Minister reports ‘good story’ on employment rights reform

On a day when there was some silliness in the air about Ministerial ‘report cards’ Richard Bruton returned to UCD, the location of his announcement last July at the UCD Law School/Employment Law Association of Ireland event on his plans to shake up the employment rights bodies to give an update on what he had been doing in the meantime.

The Minister for Jobs, Enterprise and Innovation would be getting ‘A’s for effort and achievement on his ‘report card’!

Speaking at the IRN annual conference in UCD (www.irn.ie, no serious practitioner should be without a subscription!) the Minister told the attendance that he had ‘a good story to tell’ about the journey since that announcement.

He first outlined the principles underlying the project.

‘High standards in the workplace and good employment rights give us competitive advantage’ he said. ‘While the voluntary system is good up to a point the absence of a means to vindicate rights would undermine confidence in the system’.

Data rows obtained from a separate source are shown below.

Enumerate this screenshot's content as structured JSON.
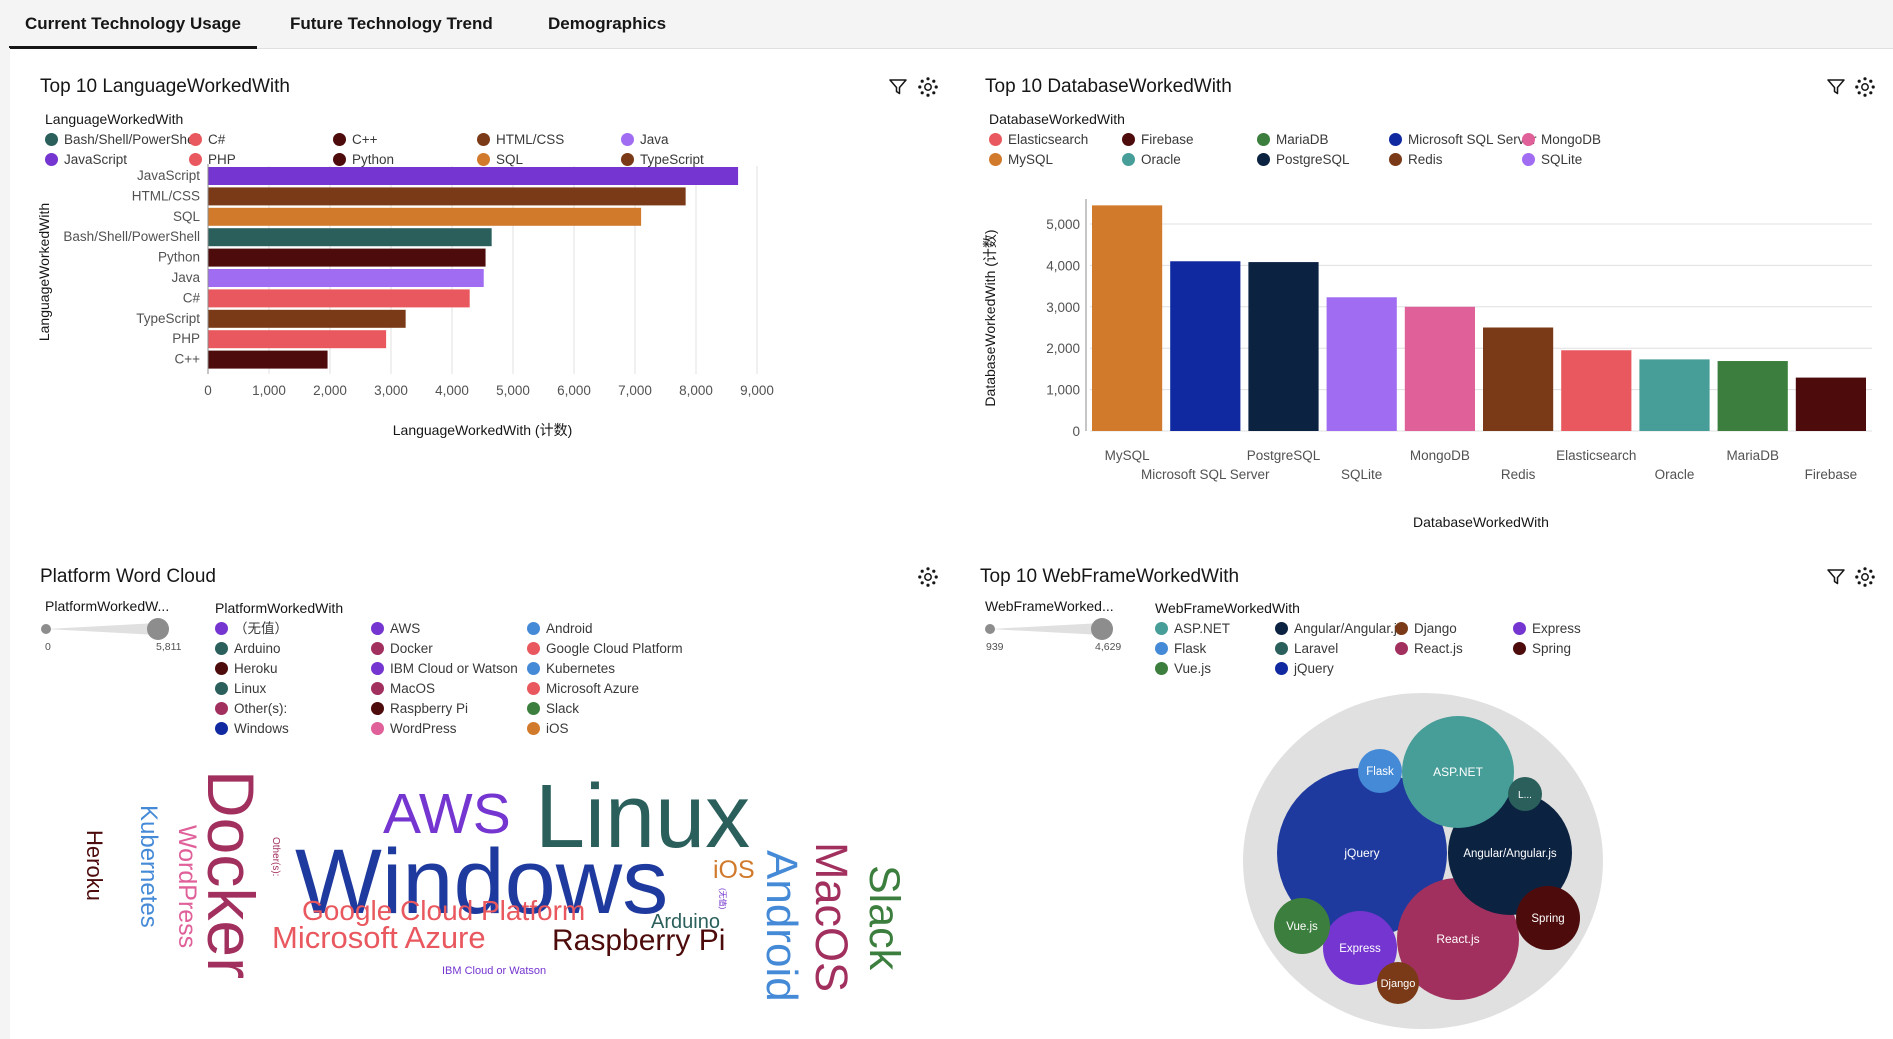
{
  "tabs": [
    {
      "label": "Current Technology Usage",
      "active": true
    },
    {
      "label": "Future Technology Trend",
      "active": false
    },
    {
      "label": "Demographics",
      "active": false
    }
  ],
  "colors": {
    "teal": "#2a5f5b",
    "purple": "#7535d0",
    "brown": "#7b3a17",
    "orange": "#d17a2b",
    "red": "#e8585e",
    "maroon": "#4d0b0b",
    "lilac": "#a06cf2",
    "navy": "#1029a0",
    "darknavy": "#0b2241",
    "pink": "#e0609a",
    "cyan": "#479d98",
    "green": "#3c7e3d",
    "blue": "#458ad7",
    "wine": "#a2305e",
    "sage": "#6a9e8d"
  },
  "language": {
    "title": "Top 10 LanguageWorkedWith",
    "legend_title": "LanguageWorkedWith",
    "legend": [
      {
        "label": "Bash/Shell/PowerShell",
        "color": "#2a5f5b"
      },
      {
        "label": "C#",
        "color": "#e8585e"
      },
      {
        "label": "C++",
        "color": "#4d0b0b"
      },
      {
        "label": "HTML/CSS",
        "color": "#7b3a17"
      },
      {
        "label": "Java",
        "color": "#a06cf2"
      },
      {
        "label": "JavaScript",
        "color": "#7535d0"
      },
      {
        "label": "PHP",
        "color": "#e8585e"
      },
      {
        "label": "Python",
        "color": "#4d0b0b"
      },
      {
        "label": "SQL",
        "color": "#d17a2b"
      },
      {
        "label": "TypeScript",
        "color": "#7b3a17"
      }
    ]
  },
  "database": {
    "title": "Top 10 DatabaseWorkedWith",
    "legend_title": "DatabaseWorkedWith",
    "legend": [
      {
        "label": "Elasticsearch",
        "color": "#e8585e"
      },
      {
        "label": "Firebase",
        "color": "#4d0b0b"
      },
      {
        "label": "MariaDB",
        "color": "#3c7e3d"
      },
      {
        "label": "Microsoft SQL Server",
        "color": "#1029a0"
      },
      {
        "label": "MongoDB",
        "color": "#e0609a"
      },
      {
        "label": "MySQL",
        "color": "#d17a2b"
      },
      {
        "label": "Oracle",
        "color": "#479d98"
      },
      {
        "label": "PostgreSQL",
        "color": "#0b2241"
      },
      {
        "label": "Redis",
        "color": "#7b3a17"
      },
      {
        "label": "SQLite",
        "color": "#a06cf2"
      }
    ]
  },
  "platform": {
    "title": "Platform Word Cloud",
    "slider_label": "PlatformWorkedW...",
    "slider_min": "0",
    "slider_max": "5,811",
    "slider_range": [
      0,
      5811
    ],
    "legend_title": "PlatformWorkedWith",
    "legend": [
      {
        "label": "（无值）",
        "color": "#7535d0"
      },
      {
        "label": "AWS",
        "color": "#7535d0"
      },
      {
        "label": "Android",
        "color": "#458ad7"
      },
      {
        "label": "Arduino",
        "color": "#2a5f5b"
      },
      {
        "label": "Docker",
        "color": "#a2305e"
      },
      {
        "label": "Google Cloud Platform",
        "color": "#e8585e"
      },
      {
        "label": "Heroku",
        "color": "#4d0b0b"
      },
      {
        "label": "IBM Cloud or Watson",
        "color": "#7535d0"
      },
      {
        "label": "Kubernetes",
        "color": "#458ad7"
      },
      {
        "label": "Linux",
        "color": "#2a5f5b"
      },
      {
        "label": "MacOS",
        "color": "#a2305e"
      },
      {
        "label": "Microsoft Azure",
        "color": "#e8585e"
      },
      {
        "label": "Other(s):",
        "color": "#a2305e"
      },
      {
        "label": "Raspberry Pi",
        "color": "#4d0b0b"
      },
      {
        "label": "Slack",
        "color": "#3c7e3d"
      },
      {
        "label": "Windows",
        "color": "#1029a0"
      },
      {
        "label": "WordPress",
        "color": "#e0609a"
      },
      {
        "label": "iOS",
        "color": "#d17a2b"
      }
    ],
    "words": [
      {
        "text": "Windows",
        "color": "#1f3a9e"
      },
      {
        "text": "Linux",
        "color": "#2a5f5b"
      },
      {
        "text": "Docker",
        "color": "#a2305e"
      },
      {
        "text": "AWS",
        "color": "#7535d0"
      },
      {
        "text": "Android",
        "color": "#458ad7"
      },
      {
        "text": "MacOS",
        "color": "#a2305e"
      },
      {
        "text": "Slack",
        "color": "#3c7e3d"
      },
      {
        "text": "Google Cloud Platform",
        "color": "#e8585e"
      },
      {
        "text": "Microsoft Azure",
        "color": "#e8585e"
      },
      {
        "text": "Raspberry Pi",
        "color": "#4d0b0b"
      },
      {
        "text": "Kubernetes",
        "color": "#458ad7"
      },
      {
        "text": "WordPress",
        "color": "#e0609a"
      },
      {
        "text": "Heroku",
        "color": "#4d0b0b"
      },
      {
        "text": "iOS",
        "color": "#d17a2b"
      },
      {
        "text": "Arduino",
        "color": "#2a5f5b"
      },
      {
        "text": "IBM Cloud or Watson",
        "color": "#7535d0"
      },
      {
        "text": "Other(s):",
        "color": "#a2305e"
      },
      {
        "text": "(无值)",
        "color": "#7535d0"
      }
    ]
  },
  "webframe": {
    "title": "Top 10 WebFrameWorkedWith",
    "slider_label": "WebFrameWorked...",
    "slider_min": "939",
    "slider_max": "4,629",
    "slider_range": [
      939,
      4629
    ],
    "legend_title": "WebFrameWorkedWith",
    "legend": [
      {
        "label": "ASP.NET",
        "color": "#479d98"
      },
      {
        "label": "Angular/Angular.js",
        "color": "#0b2241"
      },
      {
        "label": "Django",
        "color": "#7b3a17"
      },
      {
        "label": "Express",
        "color": "#7535d0"
      },
      {
        "label": "Flask",
        "color": "#458ad7"
      },
      {
        "label": "Laravel",
        "color": "#2a5f5b"
      },
      {
        "label": "React.js",
        "color": "#a2305e"
      },
      {
        "label": "Spring",
        "color": "#4d0b0b"
      },
      {
        "label": "Vue.js",
        "color": "#3c7e3d"
      },
      {
        "label": "jQuery",
        "color": "#1029a0"
      }
    ],
    "bubbles": [
      {
        "label": "jQuery",
        "color": "#1f3a9e"
      },
      {
        "label": "React.js",
        "color": "#a2305e"
      },
      {
        "label": "Angular/Angular.js",
        "color": "#0b2241"
      },
      {
        "label": "ASP.NET",
        "color": "#479d98"
      },
      {
        "label": "Express",
        "color": "#7535d0"
      },
      {
        "label": "Spring",
        "color": "#4d0b0b"
      },
      {
        "label": "Vue.js",
        "color": "#3c7e3d"
      },
      {
        "label": "Flask",
        "color": "#458ad7"
      },
      {
        "label": "Django",
        "color": "#7b3a17"
      },
      {
        "label": "L...",
        "color": "#2a5f5b"
      }
    ]
  },
  "chart_data": [
    {
      "type": "bar",
      "orientation": "horizontal",
      "categories": [
        "JavaScript",
        "HTML/CSS",
        "SQL",
        "Bash/Shell/PowerShell",
        "Python",
        "Java",
        "C#",
        "TypeScript",
        "PHP",
        "C++"
      ],
      "values": [
        8690,
        7830,
        7100,
        4650,
        4550,
        4520,
        4290,
        3240,
        2920,
        1960
      ],
      "colors": [
        "#7535d0",
        "#7b3a17",
        "#d17a2b",
        "#2a5f5b",
        "#4d0b0b",
        "#a06cf2",
        "#e8585e",
        "#7b3a17",
        "#e8585e",
        "#4d0b0b"
      ],
      "xlabel": "LanguageWorkedWith (计数)",
      "ylabel": "LanguageWorkedWith",
      "xticks": [
        "0",
        "1,000",
        "2,000",
        "3,000",
        "4,000",
        "5,000",
        "6,000",
        "7,000",
        "8,000",
        "9,000"
      ],
      "xlim": [
        0,
        9000
      ],
      "grid": true
    },
    {
      "type": "bar",
      "categories": [
        "MySQL",
        "Microsoft SQL Server",
        "PostgreSQL",
        "SQLite",
        "MongoDB",
        "Redis",
        "Elasticsearch",
        "Oracle",
        "MariaDB",
        "Firebase"
      ],
      "values": [
        5450,
        4100,
        4080,
        3230,
        3000,
        2500,
        1950,
        1730,
        1690,
        1290
      ],
      "colors": [
        "#d17a2b",
        "#1029a0",
        "#0b2241",
        "#a06cf2",
        "#e0609a",
        "#7b3a17",
        "#e8585e",
        "#479d98",
        "#3c7e3d",
        "#4d0b0b"
      ],
      "xlabel": "DatabaseWorkedWith",
      "ylabel": "DatabaseWorkedWith (计数)",
      "yticks": [
        "0",
        "1,000",
        "2,000",
        "3,000",
        "4,000",
        "5,000"
      ],
      "ylim": [
        0,
        5500
      ],
      "grid": true
    }
  ]
}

He repeated the widely shared criticism of the current system as having too many routes of entry, of engaging parties in the adversarial process too early and of being too legalistic and costly.

His key priorities were early intervention, speedy adjudication when it reaches the adversarial stage and credible enforcement.

The Minister’s ‘good story’ included confirmation that the 30 complaints forms had now been reduced to one and the five portals of entry to the system also down to one.

There is a single website www.workplacerelations.ie

Employers are now notified in 48 hours that a claim has been lodged (this could have been 8 months according to the Minister and also in this writer’s experience. Long after the ‘safety’ of the six month deadline had passed one could learn that a claim had been lodged).

And this Minister ain’t finished yet!

The next phase will include the option of inputing a claim on line, and a pilot project of the new system ‘within weeks’.

The shape of the new system in three stages will be early resolution (mediation); inspection by the newly titled ‘Compliance Officers’ of NERA (better than ‘Inspectors’, the Minister feels) who will seek voluntary compliance and may impose ‘on the spot’ fines rather than drag an employer through the formal processes.

Stage three will be adjudication initially by a single person adjudicator with the option of a de novo appeal hearing at a three person tribunal in a newly vamped Labour court, it would seem.

And it doesn’t stop with the structures.

The Minister promised a decision from the first instance hearing within 28 days, and a database of ‘case law’ which parties can consult for reference.

Interestingly, as I understood him these adjudicators will be sought from suitably qualified people selected by open competition.

The Minister has promised that legislation to underpin all this will be on the statute books in the autumn with a consultative document to be published by the end of this month (March).

The Minister ended with a strong endorsement of the public service team which had taken this project so far.

He said he had often referred to the public service as containing ‘committed and talented people trapped in a system which had failed them’. He paid a tribute to those led by Ger Deering who had driven the reform process.

An interesting discussion followed with contributions from Kevin Duffy, Chairman of the Labour Court, Kieran Mulvey Chief Executive of the LRC, Ger Deering, Director of the Reform process, Brendan McGinty of IBEC and Tom O’Driscoll BL who heads up the Legal unit at SIPTU. All agreed that these were ‘landmark’ developments and in Kevin Duffy’s words ‘looked like they will happen’ a reference, one assumes to previous discussions about reform failing to get beyond the starting gate

I have one question (and it has been discussed in a recent blog). Within the commercial sphere the courts have powers (and in the UK have used them) to ‘punish’ parties who unreasonably refuse to attend at mediation or mess about when they are there.

What incentives will there be to use the early resolution service, or, based on the Halsey case principles (and others) and the likely application of Order 56A of the Rules of the Superior Courts  what adverse consequences might flow for not doing so?

Kieran Mulvey went a step further (backwards, in a way) to say that there was a need to bring solutions back to the workplace, and said that the continued juridification of the process is not helpful, a point echoed by Brendan McGinty who noted that behind the issue of employment rights is the issue of workplace relations.

Here at Workplace Solutions we are really in favour of, well workplace solutions!